- Great White Hunter: Whiteman in the cartoon.
- Imagine Spot: One musical number features Harry Barris playing a piano and singing next to a portrait of a pretty woman (La Plante) in a frilly white dress. The film then cuts to said woman as a live actress, and an ornate musical number kicks off. The number then ends by going back to the man alone at his piano next to the painting.
- Incredible Shrinking Man: Paul Whiteman introduces his band with an impressive special effect for the era. He puts a toolbox on a table next to a tiny bandstand. As Whiteman watches, his tiny bandmembers climb out of the toolbox and take their places.
- Ink-Suit Actor: Paul Whiteman is represented with an animated Paul Whiteman in the opening cartoon.
- Leg Focus: The Rockettes (billed as the Russell Market Girls) do their leg-kicking thing more than once.
- The Man in the Moon: The "Bench in the Park" number ends with a rather disturbing shot of Whiteman's corpulent, pencil-mustached face as that of the man in the moon.
- The Musical: A collection of musical numbers, with some sketch comedy interludes.
- Music Soothes the Savage Beast: How Whiteman tames the lion that was about to eat him in the opening cartoon.
- Non-Indicative Name: Subverted. Even though Whiteman called himself the "king of jazz", his music was more in the vein of standard big band numbers rather than what we would call jazz nowadays.

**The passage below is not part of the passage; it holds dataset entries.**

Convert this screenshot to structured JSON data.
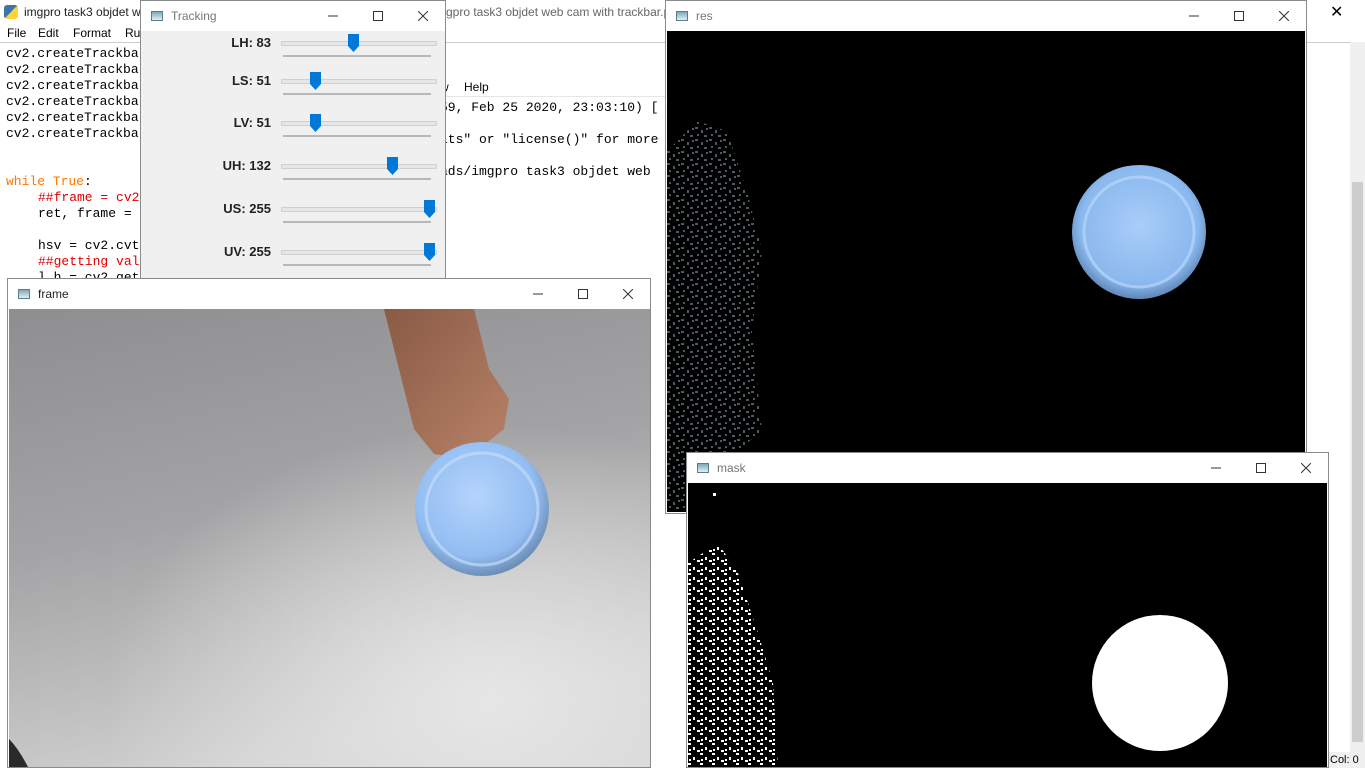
{
  "taskbar_icon": "python-icon",
  "editor": {
    "title": "imgpro task3 objdet w",
    "title_right": "gpro task3 objdet web cam with trackbar.p",
    "menu": [
      "File",
      "Edit",
      "Format",
      "Ru"
    ],
    "lines": [
      "cv2.createTrackba",
      "cv2.createTrackba",
      "cv2.createTrackba",
      "cv2.createTrackba",
      "cv2.createTrackba",
      "cv2.createTrackba"
    ],
    "while_kw": "while True",
    "while_rest": ":",
    "l2": "##frame = cv2",
    "l3": "ret, frame =",
    "l4": "hsv = cv2.cvt",
    "l5": "##getting val",
    "l6": "l_h = cv2.get",
    "status_col": "Col: 0"
  },
  "shell": {
    "menu_frag1": "w",
    "menu_help": "Help",
    "line1": "59, Feb 25 2020, 23:03:10) [",
    "line2": "its\" or \"license()\" for more",
    "line3": "ads/imgpro task3 objdet web"
  },
  "tracking": {
    "title": "Tracking",
    "trackbars": [
      {
        "label": "LH: 83",
        "value": 83,
        "max": 179
      },
      {
        "label": "LS: 51",
        "value": 51,
        "max": 255
      },
      {
        "label": "LV: 51",
        "value": 51,
        "max": 255
      },
      {
        "label": "UH: 132",
        "value": 132,
        "max": 179
      },
      {
        "label": "US: 255",
        "value": 255,
        "max": 255
      },
      {
        "label": "UV: 255",
        "value": 255,
        "max": 255
      }
    ]
  },
  "frame": {
    "title": "frame"
  },
  "res": {
    "title": "res"
  },
  "mask": {
    "title": "mask"
  },
  "colors": {
    "thumb": "#0078d7",
    "ball": "#9cc4f5",
    "code_keyword": "#ff7700",
    "code_comment": "#dd0000"
  }
}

- No Plot? No Problem!: A variety show, lots of music numbers, some sketch comedy, no plot.
- "Not Really Married" Plot: In a brief sketch. A husband and wife discover in the newspaper that the minister who married them was a con man and thus they aren't really married. Then we see the baby beside them, played by Paul Whiteman in an unintentionally creepy moment.Baby: You know what that makes me.
- Obvious Stunt Double: Played for a gag. Whiteman, an overweight man, is asked to dance. After the camera pulls back someone who appears to be Whiteman does an acrobatic dance. Then the movie cuts to another close-up shot in which Whiteman congratulates his stunt double.

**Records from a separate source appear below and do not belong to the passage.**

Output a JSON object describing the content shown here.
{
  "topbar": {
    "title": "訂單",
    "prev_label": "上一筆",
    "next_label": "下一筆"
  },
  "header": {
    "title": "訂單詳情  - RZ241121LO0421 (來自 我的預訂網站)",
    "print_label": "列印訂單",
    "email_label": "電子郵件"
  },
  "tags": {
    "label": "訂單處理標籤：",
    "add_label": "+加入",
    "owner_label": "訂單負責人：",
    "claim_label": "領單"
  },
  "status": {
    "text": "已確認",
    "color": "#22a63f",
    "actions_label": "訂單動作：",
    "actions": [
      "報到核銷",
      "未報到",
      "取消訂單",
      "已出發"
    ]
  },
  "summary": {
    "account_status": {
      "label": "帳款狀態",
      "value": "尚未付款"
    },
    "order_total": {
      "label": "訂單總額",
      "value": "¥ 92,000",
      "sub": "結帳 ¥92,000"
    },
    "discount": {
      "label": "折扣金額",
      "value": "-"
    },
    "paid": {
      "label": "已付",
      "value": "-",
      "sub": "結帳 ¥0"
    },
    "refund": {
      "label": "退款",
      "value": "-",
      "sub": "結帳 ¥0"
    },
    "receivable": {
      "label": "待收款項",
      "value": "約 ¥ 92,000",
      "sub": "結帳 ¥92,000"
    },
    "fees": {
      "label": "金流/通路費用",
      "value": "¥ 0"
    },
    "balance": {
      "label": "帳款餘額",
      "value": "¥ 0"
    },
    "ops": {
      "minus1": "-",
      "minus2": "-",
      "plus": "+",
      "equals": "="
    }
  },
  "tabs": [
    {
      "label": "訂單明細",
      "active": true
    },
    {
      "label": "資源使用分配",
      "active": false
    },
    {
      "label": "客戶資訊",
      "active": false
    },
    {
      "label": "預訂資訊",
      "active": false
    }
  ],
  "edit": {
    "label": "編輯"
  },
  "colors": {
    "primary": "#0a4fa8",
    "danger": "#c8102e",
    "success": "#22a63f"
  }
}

- Orange/Blue Contrast: A function of the two-color Technicolor of the day. But the art and costume design make the most of its limited palette.

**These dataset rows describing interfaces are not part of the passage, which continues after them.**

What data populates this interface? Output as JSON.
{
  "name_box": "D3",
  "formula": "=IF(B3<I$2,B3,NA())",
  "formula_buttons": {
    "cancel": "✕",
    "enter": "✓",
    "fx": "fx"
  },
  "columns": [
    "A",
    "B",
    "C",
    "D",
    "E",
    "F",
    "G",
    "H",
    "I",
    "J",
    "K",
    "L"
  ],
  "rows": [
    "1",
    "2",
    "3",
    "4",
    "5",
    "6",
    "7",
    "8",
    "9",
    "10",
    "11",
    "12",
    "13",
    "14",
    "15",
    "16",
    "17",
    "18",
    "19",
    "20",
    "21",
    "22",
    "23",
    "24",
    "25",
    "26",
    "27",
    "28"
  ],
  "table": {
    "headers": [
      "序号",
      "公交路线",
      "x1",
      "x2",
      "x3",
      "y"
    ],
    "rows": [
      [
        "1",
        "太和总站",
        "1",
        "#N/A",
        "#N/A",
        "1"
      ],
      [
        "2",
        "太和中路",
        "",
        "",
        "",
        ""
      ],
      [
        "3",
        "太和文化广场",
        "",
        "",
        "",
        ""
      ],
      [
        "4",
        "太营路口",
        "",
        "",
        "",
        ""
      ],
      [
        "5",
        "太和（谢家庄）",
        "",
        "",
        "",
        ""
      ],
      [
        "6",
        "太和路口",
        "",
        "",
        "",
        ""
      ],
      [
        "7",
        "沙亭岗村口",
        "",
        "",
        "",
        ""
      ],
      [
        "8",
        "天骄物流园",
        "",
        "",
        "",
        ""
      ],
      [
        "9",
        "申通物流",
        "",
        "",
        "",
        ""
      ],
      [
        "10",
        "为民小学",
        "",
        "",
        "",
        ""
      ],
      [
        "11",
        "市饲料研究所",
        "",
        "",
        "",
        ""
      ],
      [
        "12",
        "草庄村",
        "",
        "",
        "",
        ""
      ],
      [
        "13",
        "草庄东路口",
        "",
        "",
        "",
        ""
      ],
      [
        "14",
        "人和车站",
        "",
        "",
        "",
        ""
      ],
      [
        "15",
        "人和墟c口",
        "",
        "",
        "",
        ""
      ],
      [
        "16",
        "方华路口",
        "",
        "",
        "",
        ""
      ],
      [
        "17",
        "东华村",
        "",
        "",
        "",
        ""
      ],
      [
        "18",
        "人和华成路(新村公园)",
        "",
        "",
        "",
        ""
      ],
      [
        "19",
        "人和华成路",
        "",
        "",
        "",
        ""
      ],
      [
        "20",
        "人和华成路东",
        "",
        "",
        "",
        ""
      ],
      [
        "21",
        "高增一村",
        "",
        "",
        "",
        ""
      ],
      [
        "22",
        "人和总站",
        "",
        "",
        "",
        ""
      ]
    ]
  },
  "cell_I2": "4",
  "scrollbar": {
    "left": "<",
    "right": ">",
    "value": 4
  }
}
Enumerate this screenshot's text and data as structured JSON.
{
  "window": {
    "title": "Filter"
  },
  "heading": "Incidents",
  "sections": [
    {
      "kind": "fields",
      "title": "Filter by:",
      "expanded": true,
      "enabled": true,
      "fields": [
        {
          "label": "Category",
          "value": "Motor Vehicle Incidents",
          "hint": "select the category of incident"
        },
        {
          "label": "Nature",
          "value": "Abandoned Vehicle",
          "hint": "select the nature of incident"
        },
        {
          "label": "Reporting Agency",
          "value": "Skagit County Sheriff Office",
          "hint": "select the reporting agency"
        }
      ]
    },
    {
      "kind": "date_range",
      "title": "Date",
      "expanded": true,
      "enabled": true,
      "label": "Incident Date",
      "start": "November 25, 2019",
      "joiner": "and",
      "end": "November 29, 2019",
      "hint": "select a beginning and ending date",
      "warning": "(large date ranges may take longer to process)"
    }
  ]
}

- Reprise Medley: Right before the end there is a medley that consists of excerpts from all the songs played in the movie.
- Storybook Opening: The movie opens with the host standing in front of a giant book titled "Paul Whiteman's Scrapbook." Each segment was then presented as a page from that book.
- Token Minority: The only black person in the movie is a little girl that is sitting on Whiteman's lap in an entirely random moment.
- Variety Show: A collection of musical numbers and sketch comedy.